**Records for processing**.
========================================

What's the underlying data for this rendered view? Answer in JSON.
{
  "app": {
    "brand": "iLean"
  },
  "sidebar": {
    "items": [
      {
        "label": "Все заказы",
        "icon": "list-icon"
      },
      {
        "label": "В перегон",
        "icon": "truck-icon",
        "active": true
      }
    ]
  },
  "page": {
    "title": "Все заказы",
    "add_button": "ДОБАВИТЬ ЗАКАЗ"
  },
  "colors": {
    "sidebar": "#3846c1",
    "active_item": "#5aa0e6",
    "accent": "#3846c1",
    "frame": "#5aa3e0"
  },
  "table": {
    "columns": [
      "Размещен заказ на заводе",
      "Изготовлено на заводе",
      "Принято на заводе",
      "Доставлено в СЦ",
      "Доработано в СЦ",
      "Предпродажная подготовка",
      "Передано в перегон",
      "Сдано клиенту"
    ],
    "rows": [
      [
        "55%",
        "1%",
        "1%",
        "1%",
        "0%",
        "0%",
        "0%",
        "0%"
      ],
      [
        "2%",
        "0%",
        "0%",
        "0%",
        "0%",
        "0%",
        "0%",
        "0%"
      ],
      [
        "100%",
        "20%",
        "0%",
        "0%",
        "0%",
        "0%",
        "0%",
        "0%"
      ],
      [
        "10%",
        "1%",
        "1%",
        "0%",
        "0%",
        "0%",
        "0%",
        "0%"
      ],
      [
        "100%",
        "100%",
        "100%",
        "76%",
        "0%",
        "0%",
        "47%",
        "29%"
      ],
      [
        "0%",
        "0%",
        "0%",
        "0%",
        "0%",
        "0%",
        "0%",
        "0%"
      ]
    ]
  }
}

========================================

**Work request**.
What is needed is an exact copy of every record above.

**Expected answer**.
What's the underlying data for this rendered view? Answer in JSON.
{
  "app": {
    "brand": "iLean"
  },
  "sidebar": {
    "items": [
      {
        "label": "Все заказы",
        "icon": "list-icon"
      },
      {
        "label": "В перегон",
        "icon": "truck-icon",
        "active": true
      }
    ]
  },
  "page": {
    "title": "Все заказы",
    "add_button": "ДОБАВИТЬ ЗАКАЗ"
  },
  "colors": {
    "sidebar": "#3846c1",
    "active_item": "#5aa0e6",
    "accent": "#3846c1",
    "frame": "#5aa3e0"
  },
  "table": {
    "columns": [
      "Размещен заказ на заводе",
      "Изготовлено на заводе",
      "Принято на заводе",
      "Доставлено в СЦ",
      "Доработано в СЦ",
      "Предпродажная подготовка",
      "Передано в перегон",
      "Сдано клиенту"
    ],
    "rows": [
      [
        "55%",
        "1%",
        "1%",
        "1%",
        "0%",
        "0%",
        "0%",
        "0%"
      ],
      [
        "2%",
        "0%",
        "0%",
        "0%",
        "0%",
        "0%",
        "0%",
        "0%"
      ],
      [
        "100%",
        "20%",
        "0%",
        "0%",
        "0%",
        "0%",
        "0%",
        "0%"
      ],
      [
        "10%",
        "1%",
        "1%",
        "0%",
        "0%",
        "0%",
        "0%",
        "0%"
      ],
      [
        "100%",
        "100%",
        "100%",
        "76%",
        "0%",
        "0%",
        "47%",
        "29%"
      ],
      [
        "0%",
        "0%",
        "0%",
        "0%",
        "0%",
        "0%",
        "0%",
        "0%"
      ]
    ]
  }
}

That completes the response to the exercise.